"I couldn’t care less about try records at the moment. It’s not an individual thing" – Brian O’Driscoll, March 12

There is a time for reflection and a time for analysis. Ireland captain Brian O’Driscoll made his feelings about equalling Scotland’s Ian Smith’s try-scoring championship record (24) known in no uncertain terms.

In the immediate aftermath of what he clearly viewed as the injustice of a loss to Wales, he was not interested in individual accolades. It was merely a sideshow to Ireland’s demise due to the incompetence of another Scot, the touch judge Peter Allan.

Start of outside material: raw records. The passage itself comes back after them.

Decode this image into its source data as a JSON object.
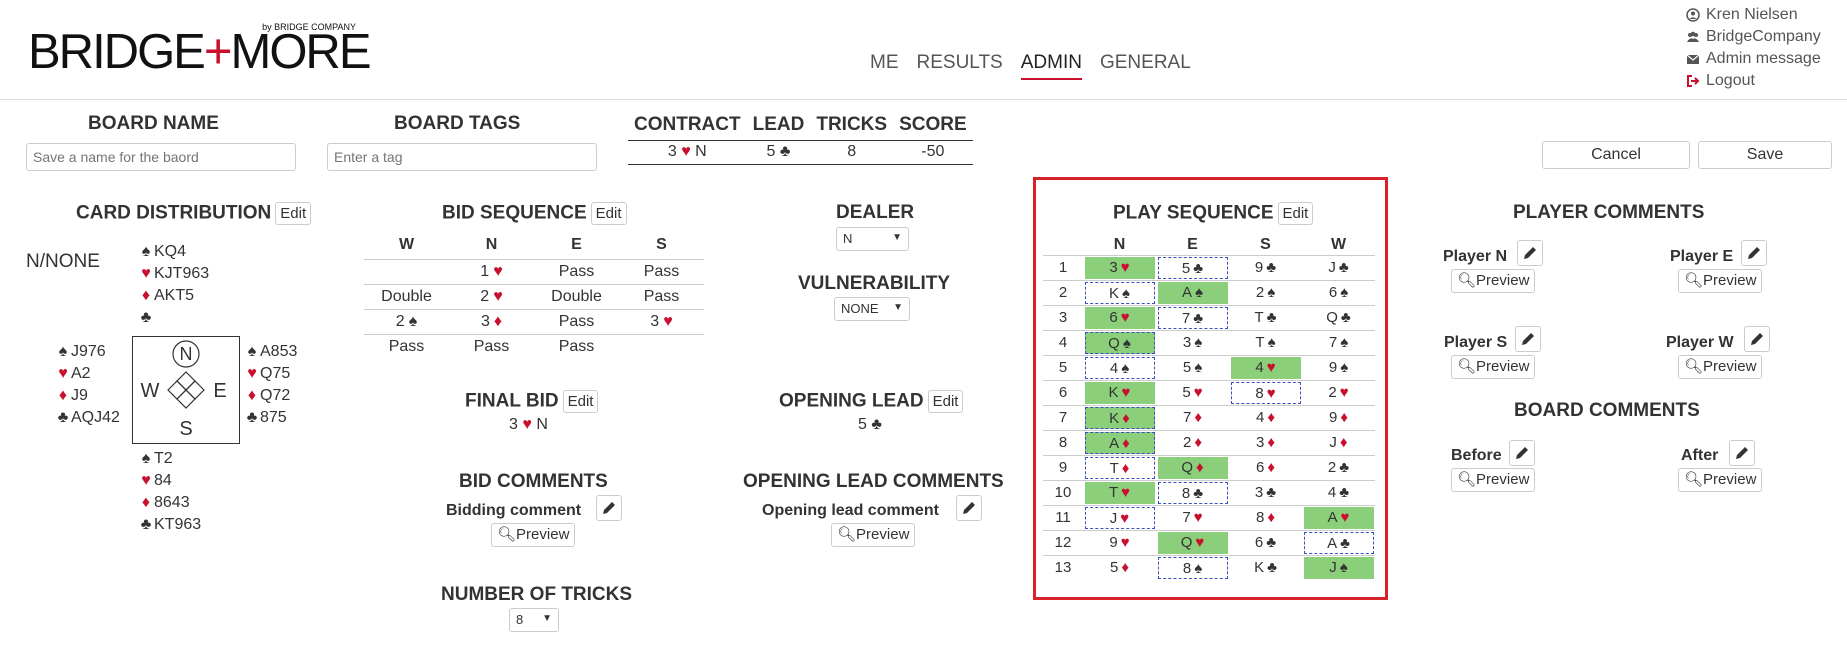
{
  "logo": {
    "brand_left": "BRIDGE",
    "brand_plus": "+",
    "brand_right": "MORE",
    "by_line": "by BRIDGE COMPANY"
  },
  "nav": [
    {
      "label": "ME",
      "active": false
    },
    {
      "label": "RESULTS",
      "active": false
    },
    {
      "label": "ADMIN",
      "active": true
    },
    {
      "label": "GENERAL",
      "active": false
    }
  ],
  "user_menu": {
    "user": "Kren Nielsen",
    "company": "BridgeCompany",
    "admin_message": "Admin message",
    "logout": "Logout"
  },
  "board_name": {
    "title": "BOARD NAME",
    "placeholder": "Save a name for the baord"
  },
  "board_tags": {
    "title": "BOARD TAGS",
    "placeholder": "Enter a tag"
  },
  "contract_table": {
    "headers": [
      "CONTRACT",
      "LEAD",
      "TRICKS",
      "SCORE"
    ],
    "contract_level": "3",
    "contract_suit": "♥",
    "contract_declarer": "N",
    "lead_rank": "5",
    "lead_suit": "♣",
    "tricks": "8",
    "score": "-50"
  },
  "actions": {
    "cancel": "Cancel",
    "save": "Save"
  },
  "card_distribution": {
    "title": "CARD DISTRIBUTION",
    "edit": "Edit",
    "board_info": "N/NONE",
    "north": {
      "spades": "KQ4",
      "hearts": "KJT963",
      "diamonds": "AKT5",
      "clubs": ""
    },
    "west": {
      "spades": "J976",
      "hearts": "A2",
      "diamonds": "J9",
      "clubs": "AQJ42"
    },
    "east": {
      "spades": "A853",
      "hearts": "Q75",
      "diamonds": "Q72",
      "clubs": "875"
    },
    "south": {
      "spades": "T2",
      "hearts": "84",
      "diamonds": "8643",
      "clubs": "KT963"
    },
    "compass": {
      "n": "N",
      "w": "W",
      "e": "E",
      "s": "S"
    }
  },
  "bid_sequence": {
    "title": "BID SEQUENCE",
    "edit": "Edit",
    "headers": [
      "W",
      "N",
      "E",
      "S"
    ],
    "rows": [
      [
        {
          "t": ""
        },
        {
          "t": "1",
          "s": "♥"
        },
        {
          "t": "Pass"
        },
        {
          "t": "Pass"
        }
      ],
      [
        {
          "t": "Double"
        },
        {
          "t": "2",
          "s": "♥"
        },
        {
          "t": "Double"
        },
        {
          "t": "Pass"
        }
      ],
      [
        {
          "t": "2",
          "s": "♠"
        },
        {
          "t": "3",
          "s": "♦"
        },
        {
          "t": "Pass"
        },
        {
          "t": "3",
          "s": "♥"
        }
      ],
      [
        {
          "t": "Pass"
        },
        {
          "t": "Pass"
        },
        {
          "t": "Pass"
        },
        {
          "t": ""
        }
      ]
    ]
  },
  "dealer": {
    "title": "DEALER",
    "value": "N"
  },
  "vulnerability": {
    "title": "VULNERABILITY",
    "value": "NONE"
  },
  "final_bid": {
    "title": "FINAL BID",
    "edit": "Edit",
    "level": "3",
    "suit": "♥",
    "declarer": "N"
  },
  "opening_lead": {
    "title": "OPENING LEAD",
    "edit": "Edit",
    "rank": "5",
    "suit": "♣"
  },
  "bid_comments": {
    "title": "BID COMMENTS",
    "label": "Bidding comment",
    "preview": "Preview"
  },
  "opening_lead_comments": {
    "title": "OPENING LEAD COMMENTS",
    "label": "Opening lead comment",
    "preview": "Preview"
  },
  "number_of_tricks": {
    "title": "NUMBER OF TRICKS",
    "value": "8"
  },
  "play_sequence": {
    "title": "PLAY SEQUENCE",
    "edit": "Edit",
    "headers": [
      "N",
      "E",
      "S",
      "W"
    ],
    "rows": [
      {
        "num": "1",
        "cards": [
          {
            "r": "3",
            "s": "♥",
            "win": true,
            "lead": false
          },
          {
            "r": "5",
            "s": "♣",
            "win": false,
            "lead": true
          },
          {
            "r": "9",
            "s": "♣",
            "win": false,
            "lead": false
          },
          {
            "r": "J",
            "s": "♣",
            "win": false,
            "lead": false
          }
        ]
      },
      {
        "num": "2",
        "cards": [
          {
            "r": "K",
            "s": "♠",
            "win": false,
            "lead": true
          },
          {
            "r": "A",
            "s": "♠",
            "win": true,
            "lead": false
          },
          {
            "r": "2",
            "s": "♠",
            "win": false,
            "lead": false
          },
          {
            "r": "6",
            "s": "♠",
            "win": false,
            "lead": false
          }
        ]
      },
      {
        "num": "3",
        "cards": [
          {
            "r": "6",
            "s": "♥",
            "win": true,
            "lead": false
          },
          {
            "r": "7",
            "s": "♣",
            "win": false,
            "lead": true
          },
          {
            "r": "T",
            "s": "♣",
            "win": false,
            "lead": false
          },
          {
            "r": "Q",
            "s": "♣",
            "win": false,
            "lead": false
          }
        ]
      },
      {
        "num": "4",
        "cards": [
          {
            "r": "Q",
            "s": "♠",
            "win": true,
            "lead": true
          },
          {
            "r": "3",
            "s": "♠",
            "win": false,
            "lead": false
          },
          {
            "r": "T",
            "s": "♠",
            "win": false,
            "lead": false
          },
          {
            "r": "7",
            "s": "♠",
            "win": false,
            "lead": false
          }
        ]
      },
      {
        "num": "5",
        "cards": [
          {
            "r": "4",
            "s": "♠",
            "win": false,
            "lead": true
          },
          {
            "r": "5",
            "s": "♠",
            "win": false,
            "lead": false
          },
          {
            "r": "4",
            "s": "♥",
            "win": true,
            "lead": false
          },
          {
            "r": "9",
            "s": "♠",
            "win": false,
            "lead": false
          }
        ]
      },
      {
        "num": "6",
        "cards": [
          {
            "r": "K",
            "s": "♥",
            "win": true,
            "lead": false
          },
          {
            "r": "5",
            "s": "♥",
            "win": false,
            "lead": false
          },
          {
            "r": "8",
            "s": "♥",
            "win": false,
            "lead": true
          },
          {
            "r": "2",
            "s": "♥",
            "win": false,
            "lead": false
          }
        ]
      },
      {
        "num": "7",
        "cards": [
          {
            "r": "K",
            "s": "♦",
            "win": true,
            "lead": true
          },
          {
            "r": "7",
            "s": "♦",
            "win": false,
            "lead": false
          },
          {
            "r": "4",
            "s": "♦",
            "win": false,
            "lead": false
          },
          {
            "r": "9",
            "s": "♦",
            "win": false,
            "lead": false
          }
        ]
      },
      {
        "num": "8",
        "cards": [
          {
            "r": "A",
            "s": "♦",
            "win": true,
            "lead": true
          },
          {
            "r": "2",
            "s": "♦",
            "win": false,
            "lead": false
          },
          {
            "r": "3",
            "s": "♦",
            "win": false,
            "lead": false
          },
          {
            "r": "J",
            "s": "♦",
            "win": false,
            "lead": false
          }
        ]
      },
      {
        "num": "9",
        "cards": [
          {
            "r": "T",
            "s": "♦",
            "win": false,
            "lead": true
          },
          {
            "r": "Q",
            "s": "♦",
            "win": true,
            "lead": false
          },
          {
            "r": "6",
            "s": "♦",
            "win": false,
            "lead": false
          },
          {
            "r": "2",
            "s": "♣",
            "win": false,
            "lead": false
          }
        ]
      },
      {
        "num": "10",
        "cards": [
          {
            "r": "T",
            "s": "♥",
            "win": true,
            "lead": false
          },
          {
            "r": "8",
            "s": "♣",
            "win": false,
            "lead": true
          },
          {
            "r": "3",
            "s": "♣",
            "win": false,
            "lead": false
          },
          {
            "r": "4",
            "s": "♣",
            "win": false,
            "lead": false
          }
        ]
      },
      {
        "num": "11",
        "cards": [
          {
            "r": "J",
            "s": "♥",
            "win": false,
            "lead": true
          },
          {
            "r": "7",
            "s": "♥",
            "win": false,
            "lead": false
          },
          {
            "r": "8",
            "s": "♦",
            "win": false,
            "lead": false
          },
          {
            "r": "A",
            "s": "♥",
            "win": true,
            "lead": false
          }
        ]
      },
      {
        "num": "12",
        "cards": [
          {
            "r": "9",
            "s": "♥",
            "win": false,
            "lead": false
          },
          {
            "r": "Q",
            "s": "♥",
            "win": true,
            "lead": false
          },
          {
            "r": "6",
            "s": "♣",
            "win": false,
            "lead": false
          },
          {
            "r": "A",
            "s": "♣",
            "win": false,
            "lead": true
          }
        ]
      },
      {
        "num": "13",
        "cards": [
          {
            "r": "5",
            "s": "♦",
            "win": false,
            "lead": false
          },
          {
            "r": "8",
            "s": "♠",
            "win": false,
            "lead": true
          },
          {
            "r": "K",
            "s": "♣",
            "win": false,
            "lead": false
          },
          {
            "r": "J",
            "s": "♠",
            "win": true,
            "lead": false
          }
        ]
      }
    ]
  },
  "player_comments": {
    "title": "PLAYER COMMENTS",
    "n": "Player N",
    "e": "Player E",
    "s": "Player S",
    "w": "Player W",
    "preview": "Preview"
  },
  "board_comments": {
    "title": "BOARD COMMENTS",
    "before": "Before",
    "after": "After",
    "preview": "Preview"
  },
  "colors": {
    "accent": "#c8102e",
    "winner_bg": "#8ccf7a",
    "lead_border": "#3b4fc4",
    "highlight_box": "#d9232b"
  }
}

Nonetheless, O’Driscoll is fast-approaching many international rugby milestones. He will equal South African John Smit’s all-time international captaincy mark of 76 tests – the International Rugby Board recognised his lead role for the British & Irish Lions in 2005 – on Saturday.

Already, the Dubliner is Ireland’s leading try-scorer (43). He is also about to move into fourth place ahead of France legend Phillippe Sella (111 caps) in the list of most capped players in international rugby.

Jonny Wilkinson is likely to be England’s replacement fly-half on Saturday. No stranger to the record books, he holds the title of the highest points scorer (1,195) in international rugby.

Wilkinson was quick to point out his enduring respect for a fellow record-breaker: “The last decade has presented amazing times for Brian and I, even if he’s found himself on the field a little more. He’s had a few less injuries,” he said.

“He’s still going strong. He’s a real leader and a big part of why they play well,” stated Wilkinson, ahead of the final day of the Six Nations championship on Saturday.

The England fly-half also took time out to pinpoint England’s 2003 Grand Slam 42-6 crushing of Ireland as the ‘momentum changer’ that was crucial to their World Cup win in Australia later that year.

“I’ll never forget that match in Dublin. It was a big day. We got off to a good start and managed to keep the pedal down, a strategy that will stand us in good stead again this year.

“You’re rarely in that position against a team like Ireland. It was the culmination of lessons learnt and lots of desire,” he said.

Previously, Clive Woodward’s England had been denied the Grand Slam by Wales (32-31) in April 1999, by Scotland (19-13) in April 2000 and by Ireland (20-14) in ‘The Foot and Mouth Season’ in October 2001.

There was a feeling of then or never. Fast-forwarding, England will bring a degree of confidence not felt since the 2003 Rugby World Cup as they travel undefeated to Dublin this weekend. They have mixed the blistering and the banal as a side still not quite in touch with their potential.

“No one in the England camp underestimates how tough it’ll be to win there. It’s a sensational end to the championship. Ireland always bring that passion. The Irish players play even better at home and even better in big situations,” Wilkinson added.